Looking at art is such a great way to spend a day in London. I have always done this; for the past thirty years, I have devised days in London that resemble army manouevres: 10am – South London Gallery; 10.30- leave and go to Tate Britain, and so on. It’s my research, my work. Sometimes, you see stuff that’s a bit rubbish; and sometimes work that stays in your head forever. It is so important to take time and look. A lot of students I teach ‘see’ a lot of artists on the internet; hey, me too, but there is nothing like actually seeing something in the flesh, to understand how it is made. And also, how the work is hung together; what picture is placed next to another has a huge impact on how you can understand an artwork. Sometimes they bounce off each other, like they are having a conversation.
Last Friday I went to five art galleries, including the Gagosian Gallery on Brittania St to see Rachel Whiteread’s exhibition. Entitled ‘Detached’, three sheds dominate the beautiful large space; acting as memento mori, encased in grey, acting as headstones for the people that used these sheds (that was my reading of it). She is well known for taking objects that we live in, and with – doors, windows, chairs and sinks – and casting them in concrete, plaster or resin. She has also made cast in resin of doors and windows, that are touched with pale colour, and again, are very beautiful. See-through, and yet not.
I can’t afford the catalogue..
But an interesting take on quality of customer care at the gallery. In my work, I have been delivering lots of training around visitor experience – how increasingly, visitor assistants and people working front of house in museums and galleries are outward facing – talking to the public, the visitor. And for many visitors, this is an ideal way to have a conversation about contemporary art, and it can be seen as an accessible way in. If you don’t want to read the (sometimes impenetrable) wall text*, you can have a chat instead (and vice versa) – not to get info, as much as to ask questions and together explore the possibilities of meaning within the work. This shift towards the quality of the visitor experience is an imperative for publicly funded galleries, and Arts Council England (ACE). One of the goals for ACE is that ‘More people experience and are inspired by the arts. That the arts are at the centre of people’s lives – more people are involved in arts in their communities and are enriched and inspired by arts experiences’.
However, Gagosian is not publicly funded. It is owned by Lary Gagosian, a powerhouse of the collecting world; always in ArtReview‘s “Power 100” for the top 100 important people in the contemporary art world. He currently has eleven gallery spaces: three in New York; two in London; one in each of Beverly Hills, Rome, Athens, Paris, Geneva and Hong Kong.
So, I see the show, which I think is stunning. Out in the foyer is a long table with catalogues on it, including a new one about Whiteread and the show, with an article by Briony Fer in it that I really would like to read. There is no actual reception, but a bank of computers on another long, black table with six young women working on them furiously. I hold up the catalogue (which doesn’t have a price on) and say ‘excuse me is this for sale?’ I get ignored – I guess I don’t look or sound important. I ask again, a bit shouty-like. The end one stops and says ‘it’s £ 52’. What?! I respond – ‘why is it so expensive?’ she can’t answer that: ‘I can’t say – I don’t work in publications’.
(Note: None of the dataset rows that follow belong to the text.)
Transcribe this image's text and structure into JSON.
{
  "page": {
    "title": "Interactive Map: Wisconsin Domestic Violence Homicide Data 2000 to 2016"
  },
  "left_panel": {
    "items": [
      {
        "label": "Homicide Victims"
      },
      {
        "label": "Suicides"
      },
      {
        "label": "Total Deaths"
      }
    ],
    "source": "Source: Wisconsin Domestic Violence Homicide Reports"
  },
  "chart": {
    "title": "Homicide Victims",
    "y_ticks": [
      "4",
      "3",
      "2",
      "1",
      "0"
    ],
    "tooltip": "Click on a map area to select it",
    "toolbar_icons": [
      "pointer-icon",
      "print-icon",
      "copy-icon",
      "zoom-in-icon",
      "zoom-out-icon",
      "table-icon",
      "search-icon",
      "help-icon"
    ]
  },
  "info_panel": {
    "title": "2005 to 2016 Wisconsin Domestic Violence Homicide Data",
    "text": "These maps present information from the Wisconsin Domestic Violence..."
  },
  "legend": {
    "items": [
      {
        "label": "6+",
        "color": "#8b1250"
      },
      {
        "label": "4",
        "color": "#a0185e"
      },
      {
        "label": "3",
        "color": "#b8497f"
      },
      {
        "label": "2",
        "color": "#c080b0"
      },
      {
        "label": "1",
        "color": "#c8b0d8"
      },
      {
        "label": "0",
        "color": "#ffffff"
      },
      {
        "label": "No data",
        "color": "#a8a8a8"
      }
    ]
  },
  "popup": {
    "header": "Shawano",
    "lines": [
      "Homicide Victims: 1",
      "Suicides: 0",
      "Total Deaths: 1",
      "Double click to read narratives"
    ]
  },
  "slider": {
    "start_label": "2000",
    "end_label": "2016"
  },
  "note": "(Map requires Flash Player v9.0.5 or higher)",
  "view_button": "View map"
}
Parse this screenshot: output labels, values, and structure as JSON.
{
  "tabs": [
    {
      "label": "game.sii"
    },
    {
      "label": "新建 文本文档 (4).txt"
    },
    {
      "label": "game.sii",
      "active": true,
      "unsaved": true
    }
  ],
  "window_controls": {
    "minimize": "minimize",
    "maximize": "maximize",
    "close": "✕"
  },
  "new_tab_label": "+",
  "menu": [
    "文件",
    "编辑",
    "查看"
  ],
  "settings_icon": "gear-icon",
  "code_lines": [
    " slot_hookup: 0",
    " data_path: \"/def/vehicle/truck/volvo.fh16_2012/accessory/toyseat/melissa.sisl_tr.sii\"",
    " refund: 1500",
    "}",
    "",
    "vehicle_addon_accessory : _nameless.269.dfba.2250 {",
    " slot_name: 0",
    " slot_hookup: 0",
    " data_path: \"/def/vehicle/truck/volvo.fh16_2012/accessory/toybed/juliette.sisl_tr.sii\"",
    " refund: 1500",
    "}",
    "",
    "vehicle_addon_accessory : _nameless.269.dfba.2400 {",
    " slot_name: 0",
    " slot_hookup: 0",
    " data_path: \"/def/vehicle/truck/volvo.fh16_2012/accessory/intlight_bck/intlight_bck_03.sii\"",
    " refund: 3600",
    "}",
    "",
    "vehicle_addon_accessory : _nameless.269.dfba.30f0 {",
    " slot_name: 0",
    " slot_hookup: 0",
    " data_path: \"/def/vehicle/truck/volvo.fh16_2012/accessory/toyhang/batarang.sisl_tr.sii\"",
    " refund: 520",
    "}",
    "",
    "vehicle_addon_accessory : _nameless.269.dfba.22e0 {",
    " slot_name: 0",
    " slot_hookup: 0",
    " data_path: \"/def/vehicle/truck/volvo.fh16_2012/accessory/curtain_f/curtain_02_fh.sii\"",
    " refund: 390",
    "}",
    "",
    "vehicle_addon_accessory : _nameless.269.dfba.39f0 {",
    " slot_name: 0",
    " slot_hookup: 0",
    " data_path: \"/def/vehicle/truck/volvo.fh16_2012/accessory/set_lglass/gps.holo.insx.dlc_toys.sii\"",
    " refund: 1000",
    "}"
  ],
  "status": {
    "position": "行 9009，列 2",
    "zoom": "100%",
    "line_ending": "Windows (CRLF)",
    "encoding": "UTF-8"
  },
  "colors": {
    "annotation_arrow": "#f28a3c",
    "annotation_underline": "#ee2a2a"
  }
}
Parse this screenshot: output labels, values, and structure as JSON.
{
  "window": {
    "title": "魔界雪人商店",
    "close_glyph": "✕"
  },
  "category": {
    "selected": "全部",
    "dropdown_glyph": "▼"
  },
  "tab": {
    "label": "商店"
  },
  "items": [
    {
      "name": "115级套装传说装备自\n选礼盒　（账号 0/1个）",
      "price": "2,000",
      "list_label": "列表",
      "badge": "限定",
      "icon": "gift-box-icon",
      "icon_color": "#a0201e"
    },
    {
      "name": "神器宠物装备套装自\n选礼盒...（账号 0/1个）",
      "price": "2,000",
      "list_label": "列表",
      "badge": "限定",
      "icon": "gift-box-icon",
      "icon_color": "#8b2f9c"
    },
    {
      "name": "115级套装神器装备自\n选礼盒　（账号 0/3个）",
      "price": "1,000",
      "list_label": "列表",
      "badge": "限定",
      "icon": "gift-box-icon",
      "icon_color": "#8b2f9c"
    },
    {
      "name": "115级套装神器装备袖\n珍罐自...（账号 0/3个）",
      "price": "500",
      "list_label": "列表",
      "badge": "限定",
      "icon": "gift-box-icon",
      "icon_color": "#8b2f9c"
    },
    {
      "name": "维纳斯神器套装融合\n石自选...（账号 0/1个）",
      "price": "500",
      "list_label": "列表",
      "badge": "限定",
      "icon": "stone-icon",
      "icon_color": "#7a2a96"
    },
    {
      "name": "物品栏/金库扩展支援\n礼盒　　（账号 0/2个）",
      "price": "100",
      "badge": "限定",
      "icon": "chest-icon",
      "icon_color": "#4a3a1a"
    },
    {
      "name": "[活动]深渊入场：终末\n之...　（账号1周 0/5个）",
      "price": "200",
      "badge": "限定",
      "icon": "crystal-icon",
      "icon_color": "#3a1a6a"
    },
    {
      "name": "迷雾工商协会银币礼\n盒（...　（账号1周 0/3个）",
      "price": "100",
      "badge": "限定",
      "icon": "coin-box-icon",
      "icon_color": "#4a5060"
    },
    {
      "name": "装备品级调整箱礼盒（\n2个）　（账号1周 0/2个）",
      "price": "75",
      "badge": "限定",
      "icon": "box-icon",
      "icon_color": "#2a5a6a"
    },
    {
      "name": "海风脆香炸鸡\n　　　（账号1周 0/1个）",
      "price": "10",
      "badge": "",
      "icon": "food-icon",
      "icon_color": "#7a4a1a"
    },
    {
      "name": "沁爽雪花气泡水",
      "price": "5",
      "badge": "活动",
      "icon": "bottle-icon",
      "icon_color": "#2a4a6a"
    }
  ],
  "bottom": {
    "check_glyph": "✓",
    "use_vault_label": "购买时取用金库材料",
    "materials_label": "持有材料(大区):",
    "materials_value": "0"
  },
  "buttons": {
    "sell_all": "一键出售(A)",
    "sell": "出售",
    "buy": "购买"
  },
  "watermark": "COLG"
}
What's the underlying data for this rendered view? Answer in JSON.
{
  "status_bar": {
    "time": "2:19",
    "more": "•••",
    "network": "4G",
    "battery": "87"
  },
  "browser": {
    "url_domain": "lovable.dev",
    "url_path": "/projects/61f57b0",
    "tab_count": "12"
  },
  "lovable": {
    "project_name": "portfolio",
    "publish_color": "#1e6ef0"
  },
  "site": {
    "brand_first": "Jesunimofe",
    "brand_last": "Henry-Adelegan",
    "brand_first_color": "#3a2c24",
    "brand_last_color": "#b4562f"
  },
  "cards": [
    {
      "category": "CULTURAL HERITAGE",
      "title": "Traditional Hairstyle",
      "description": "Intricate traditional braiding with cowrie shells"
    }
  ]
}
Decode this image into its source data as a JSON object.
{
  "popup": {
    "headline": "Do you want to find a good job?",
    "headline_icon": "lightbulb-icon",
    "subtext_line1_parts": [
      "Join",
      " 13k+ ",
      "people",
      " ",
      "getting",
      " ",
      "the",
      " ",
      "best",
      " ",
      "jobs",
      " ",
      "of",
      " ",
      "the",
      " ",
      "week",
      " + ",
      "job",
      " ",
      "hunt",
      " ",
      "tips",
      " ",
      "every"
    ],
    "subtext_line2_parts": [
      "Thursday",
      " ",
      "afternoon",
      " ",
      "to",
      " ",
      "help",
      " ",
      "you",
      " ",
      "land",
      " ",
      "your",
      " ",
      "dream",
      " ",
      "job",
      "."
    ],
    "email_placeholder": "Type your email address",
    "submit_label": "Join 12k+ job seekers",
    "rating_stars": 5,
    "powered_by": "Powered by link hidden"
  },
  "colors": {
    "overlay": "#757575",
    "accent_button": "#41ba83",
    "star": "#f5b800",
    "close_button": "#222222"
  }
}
No smile, no acknowledgement – but aggression, defensiveness (on both sides). I feel like I am in a bad sit-com or comedy sketch.
And I can’t afford the catalogue.
Get the basics right
Sometimes it is just so basic, this customer service thing – it’s about looking up, getting eye contact and smiling. It’s about acknowledging one human being to another. In a relationship which smacks of power relations – you sit behind the desk and so you ‘know’ stuff I don’t – I am still the customer, who would like to be always right. Or at least, understand that we can both empathise with each other – that we are both human beings etc. It didn’t exactly ruin my experience of Gagosian, but it did make me feel a bit small; and obviously affected me enough to write about it.
Does any of this sound familiar?
I thought we had moved beyond this; it is all I dislike about the art-world. Still, at least I saw some good art.
* See http://interpretationmatters.com/ – a new website run by Dany Louise, looking at aspects of written interpretation in galleries: good and bad, and why it matters